It's Consignment Season, Clean Your Closets and Cash In

It's finally getting warm out, spring is in the air, and you are probably starting your spring cleaning tasks! If those tasks include clearing out your kid's closets and attempting to downsize the growing mass of post-holiday toys, then you are in luck—spring is peak consignment sale season! While it might be tempting to just toss the growing pile of clothes and toys, but what you have on your hands is a treasure trove. With proper planning and a little effort, you can turn that pile into a cash advance on your next big purchase, or use it to restock your child's growing wardrobe needs.

Here are our top tips for making your consignment efforts worthwhile:

Stage 1: Planning

  • Shop around. If you live in a major metropolitan region, chances are there are several competing consignment sales to choose from. Not all consignment sales are created equally. Choose one that draws a big crowd, and also gives you the best percentage of your consigned earnings (before I registered I noticed some consignment sales that pay as low as 40 percent and some that pay as much as 70 percent).
  • Gather your goods and begin sorting and set up a consigning station in your home. Using this method you can quickly identify which items may require a little TLC before they are ready to put out for sale. Toys should be clean and with working batters, and clothes should be spot and wrinkle free.
  • Separate seasonally appropriate clothes. Your winter coats may be in great shape, but no one wants to purchase a winter jacket that may or may not fit their little one six months from now.
  • Gather supplies. You will need safety pins, tagging tools, and zip lock bags in multiple sizes, as well as zip ties. Not to mention hangers. Bonus: if you have a free clothing rack you can hang clothes as they are ready.
  • Check your items for recalls or safety fixes. Don't waste your time bringing items they won't accept.
  • Earn more and get ahead of the crowd by volunteering. Many sales will let you take an extra cut by offering up your time, and also offer the perks of early shopping. That said, also consider if it is worth your effort. You may be volunteering for several hours, is an extra 10 percent worth that effort (consider the hourly pay against your highest estimated payout).

Stage 2: Staging and Pricing

  • Consider your own benchmarks. What would you pay on consignment for your items? Try to disassociate yourself from any sentimental value. Price your item at or slightly below what you would pay. Wouldn't you rather sell something for slightly less than end up taking it back home again?

  • Be realistic. Like the point above, but with a slight twist. If you paid $800 for an amazing stroller, you are going to have to eat the majority of that ticket price even if you 'barely" used it. Strollers marked over $200 likely will not move at these sales. 

  • Price common items to move. Baby clothes, in particular, are normally bountiful at consignment sales. Rare finds can be priced higher. 

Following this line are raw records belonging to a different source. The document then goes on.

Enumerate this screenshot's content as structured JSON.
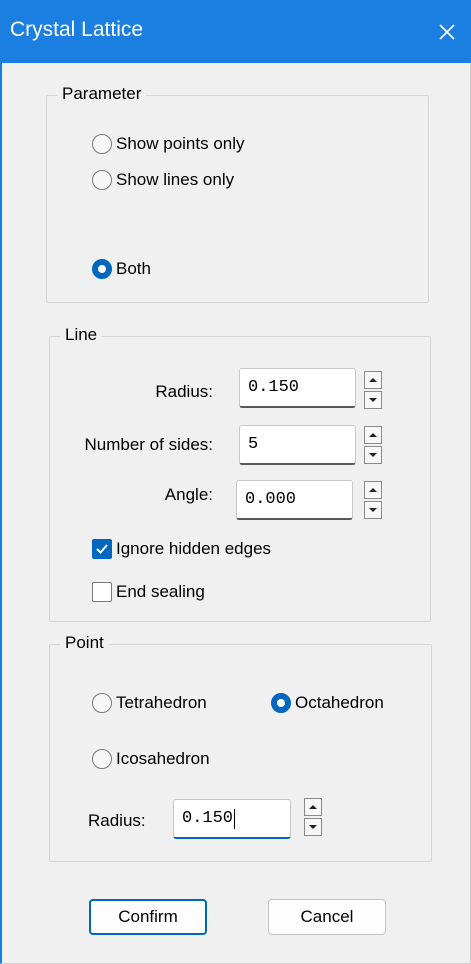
{
  "window": {
    "title": "Crystal Lattice"
  },
  "parameter": {
    "legend": "Parameter",
    "options": [
      {
        "label": "Show points only",
        "checked": false
      },
      {
        "label": "Show lines only",
        "checked": false
      },
      {
        "label": "Both",
        "checked": true
      }
    ]
  },
  "line": {
    "legend": "Line",
    "radius": {
      "label": "Radius:",
      "value": "0.150"
    },
    "sides": {
      "label": "Number of sides:",
      "value": "5"
    },
    "angle": {
      "label": "Angle:",
      "value": "0.000"
    },
    "ignore_hidden": {
      "label": "Ignore hidden edges",
      "checked": true
    },
    "end_sealing": {
      "label": "End sealing",
      "checked": false
    }
  },
  "point": {
    "legend": "Point",
    "tetrahedron": {
      "label": "Tetrahedron",
      "checked": false
    },
    "octahedron": {
      "label": "Octahedron",
      "checked": true
    },
    "icosahedron": {
      "label": "Icosahedron",
      "checked": false
    },
    "radius": {
      "label": "Radius:",
      "value": "0.150"
    }
  },
  "buttons": {
    "confirm": "Confirm",
    "cancel": "Cancel"
  },
  "colors": {
    "titlebar": "#1a7fe0",
    "accent": "#0067c0",
    "background": "#f0f0f0"
  }
}
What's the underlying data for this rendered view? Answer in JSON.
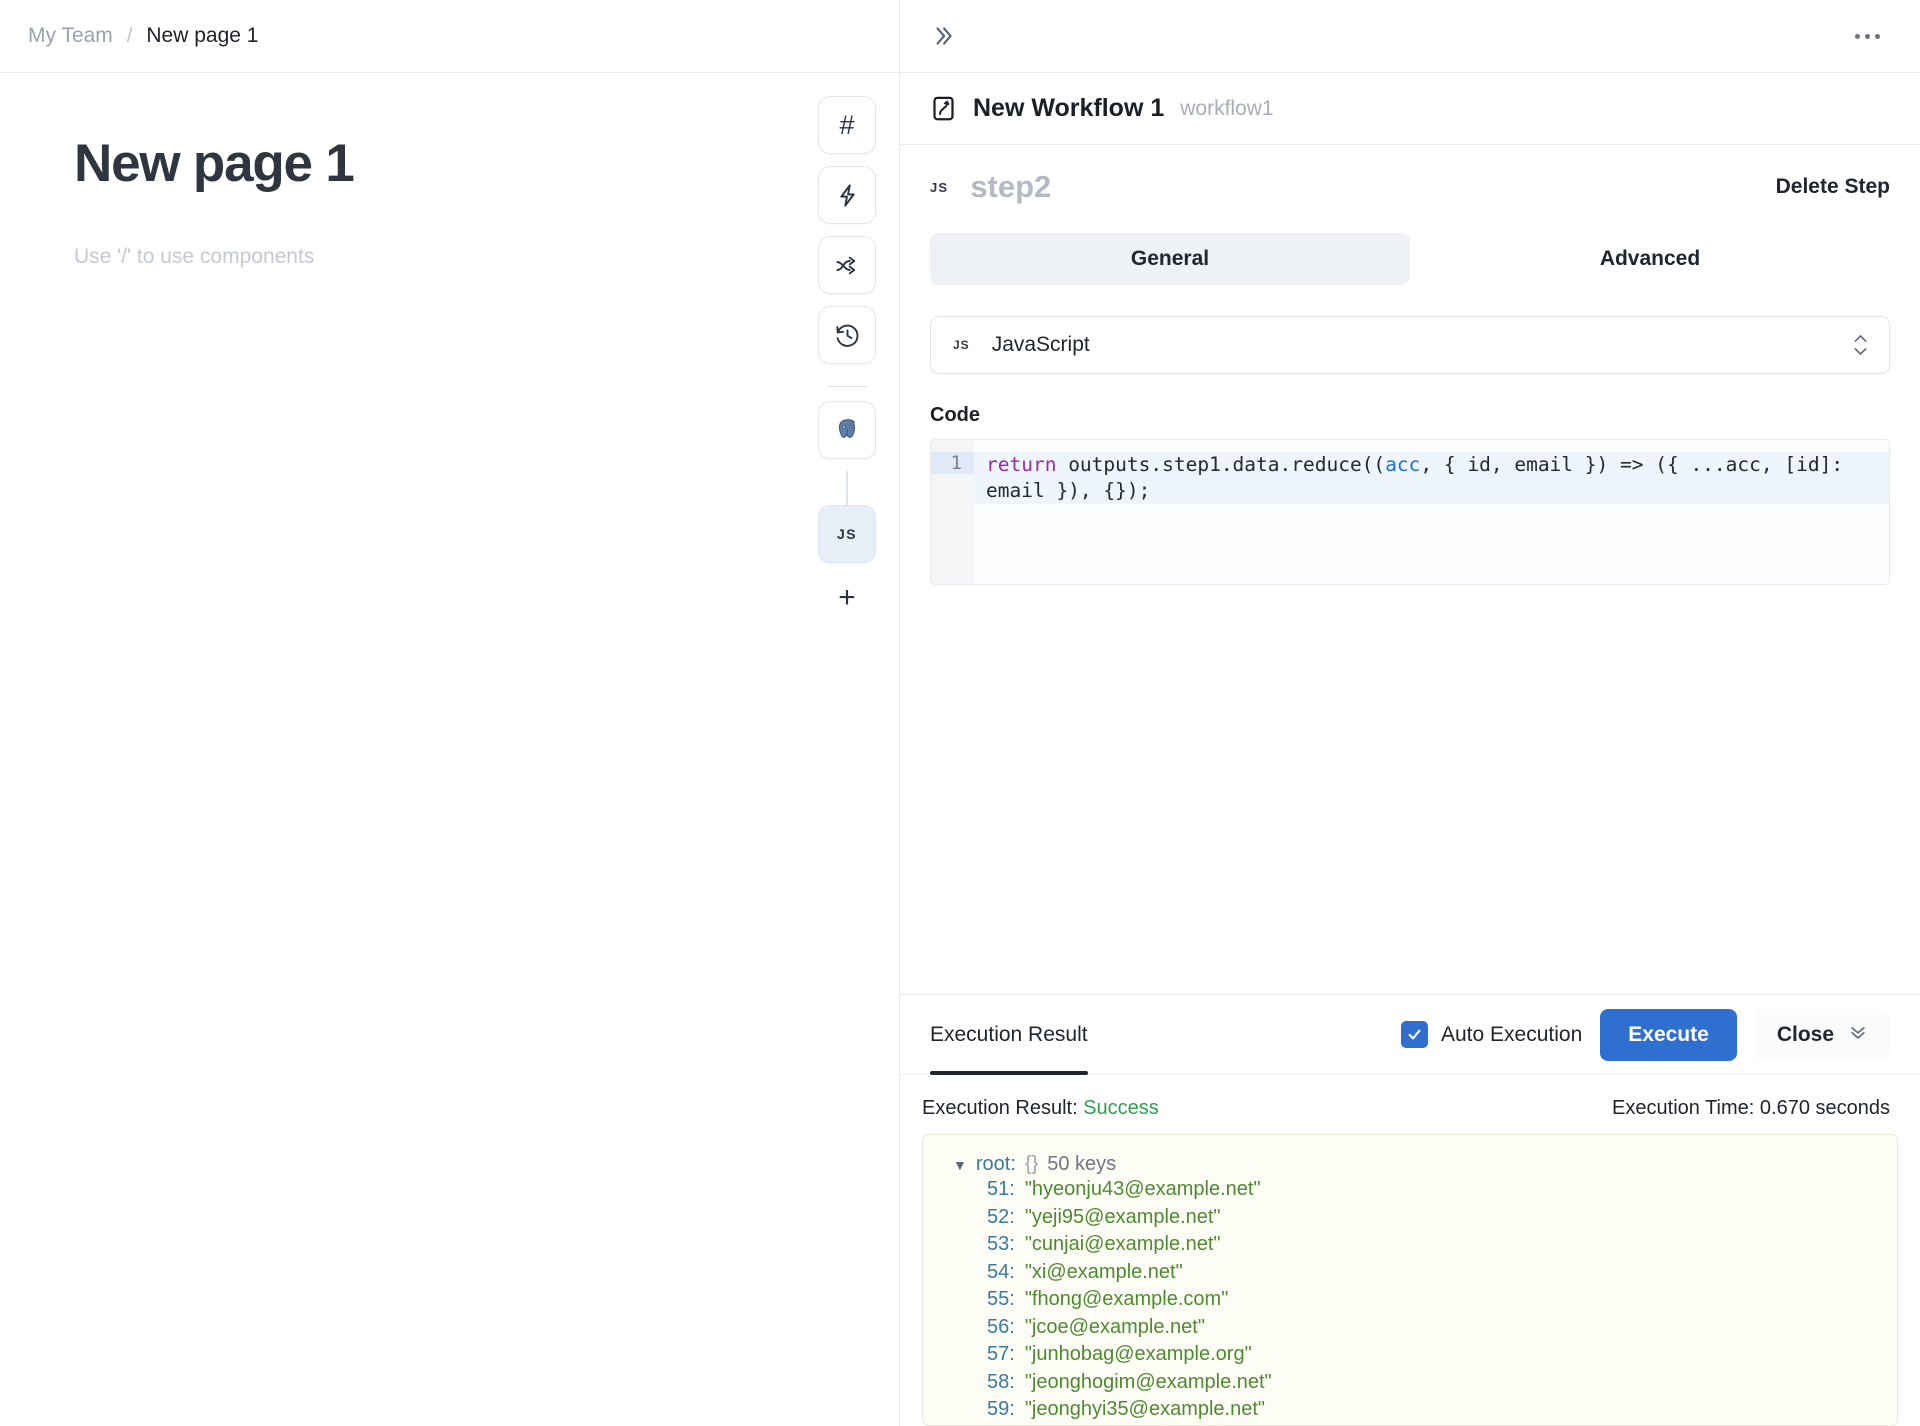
{
  "left_panel": {
    "breadcrumb": {
      "team": "My Team",
      "separator": "/",
      "page": "New page 1"
    },
    "document": {
      "title": "New page 1",
      "placeholder": "Use '/' to use components"
    },
    "rail": {
      "buttons": [
        {
          "name": "hash-icon",
          "label": "#"
        },
        {
          "name": "lightning-icon",
          "label": ""
        },
        {
          "name": "branch-icon",
          "label": ""
        },
        {
          "name": "history-icon",
          "label": ""
        }
      ],
      "nodes": [
        {
          "name": "postgres-node",
          "label": ""
        },
        {
          "name": "js-node",
          "label": "JS"
        }
      ],
      "add_label": "+"
    }
  },
  "right_panel": {
    "topbar": {
      "collapse_icon": "chevron-double-right-icon",
      "more_icon": "more-options-icon"
    },
    "workflow": {
      "icon": "workflow-icon",
      "name": "New Workflow 1",
      "slug": "workflow1"
    },
    "step": {
      "badge": "JS",
      "name": "step2",
      "delete_label": "Delete Step"
    },
    "tabs": [
      {
        "label": "General",
        "active": true
      },
      {
        "label": "Advanced",
        "active": false
      }
    ],
    "language_select": {
      "badge": "JS",
      "value": "JavaScript"
    },
    "code": {
      "label": "Code",
      "line_number": "1",
      "tokens": [
        {
          "type": "keyword",
          "text": "return"
        },
        {
          "type": "plain",
          "text": " outputs.step1.data.reduce(("
        },
        {
          "type": "variable",
          "text": "acc"
        },
        {
          "type": "plain",
          "text": ", { id, email }) => ({ ...acc, [id]: email }), {});"
        }
      ],
      "full_text": "return outputs.step1.data.reduce((acc, { id, email }) => ({ ...acc, [id]: email }), {});"
    },
    "execution": {
      "tab_label": "Execution Result",
      "auto_execution_label": "Auto Execution",
      "auto_execution_checked": true,
      "execute_label": "Execute",
      "close_label": "Close",
      "result_prefix": "Execution Result:",
      "result_status": "Success",
      "time_label": "Execution Time: 0.670 seconds",
      "json": {
        "root_label": "root:",
        "braces": "{}",
        "count": "50 keys",
        "entries": [
          {
            "key": "51:",
            "value": "\"hyeonju43@example.net\""
          },
          {
            "key": "52:",
            "value": "\"yeji95@example.net\""
          },
          {
            "key": "53:",
            "value": "\"cunjai@example.net\""
          },
          {
            "key": "54:",
            "value": "\"xi@example.net\""
          },
          {
            "key": "55:",
            "value": "\"fhong@example.com\""
          },
          {
            "key": "56:",
            "value": "\"jcoe@example.net\""
          },
          {
            "key": "57:",
            "value": "\"junhobag@example.org\""
          },
          {
            "key": "58:",
            "value": "\"jeonghogim@example.net\""
          },
          {
            "key": "59:",
            "value": "\"jeonghyi35@example.net\""
          }
        ]
      }
    }
  },
  "colors": {
    "accent_blue": "#2f6fd0",
    "success_green": "#2e9e4f",
    "json_key_blue": "#3b7a9e",
    "json_value_green": "#4e8a32",
    "keyword_purple": "#9c27b0",
    "variable_blue": "#1f6fd8"
  }
}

  • Group items by size and type. Even if you do not volunteer, you may be required to set things out on the sales floor. Make it easy on yourself.

  • Bundle smaller items to make them more enticing: packs of socks, hats, even books can often be packaged into a zip lock bag. Onesies are another item to group—pair them with pants to create an outfit or hang several together (think how they sell them in Target or Osh Kosh).

  • If you have the manual attach or original packaging, make sure to include it. If you don’t have the original you may be able to find it online. Printed manuals and original packaging make the item seem barely used.

  • Keep your brands in mind. Lower ticket items should be priced accordingly (if you paid $4 you will not get $3 in return because shoppers know what the retail value is). 

  • Don't feel like you have to figure things out along especially if you're new to the process. Consignment Mommies, and My Frugal Home are both great resources for pricing if you aren't sure where to start.

Stage 3: Get Ready to Sell!

  • Make sure the moms and dads in your circle know about the consignment sale, the more customers at the sale the more you are likely to sell. 
  • If you have big ticket items, consider posting them to your social media accounts.
  • If your consignment sale advertises, they will likely provide you with postcards or flyers you can share with friends or your local coffee shops.
  • Organize your items for easy drop off: keep clothing separate from toys and other goods. They will likely have to pass a quick inspection so you can unload your clothes first for this stage rather than mixing them together.
  • Rubber bands, zip ties, or tape your clothing by size, so they don't get mixed if you carry them over in a box or crate. 
  • Unless you really want to go collect your goods at the end of the sale, allow them to be marked down to 50% for the last day (most sales offer this), and opt in for unsold items to be donated. Truth be told, you were probably planning to do this with them in the first place!

All photos by the author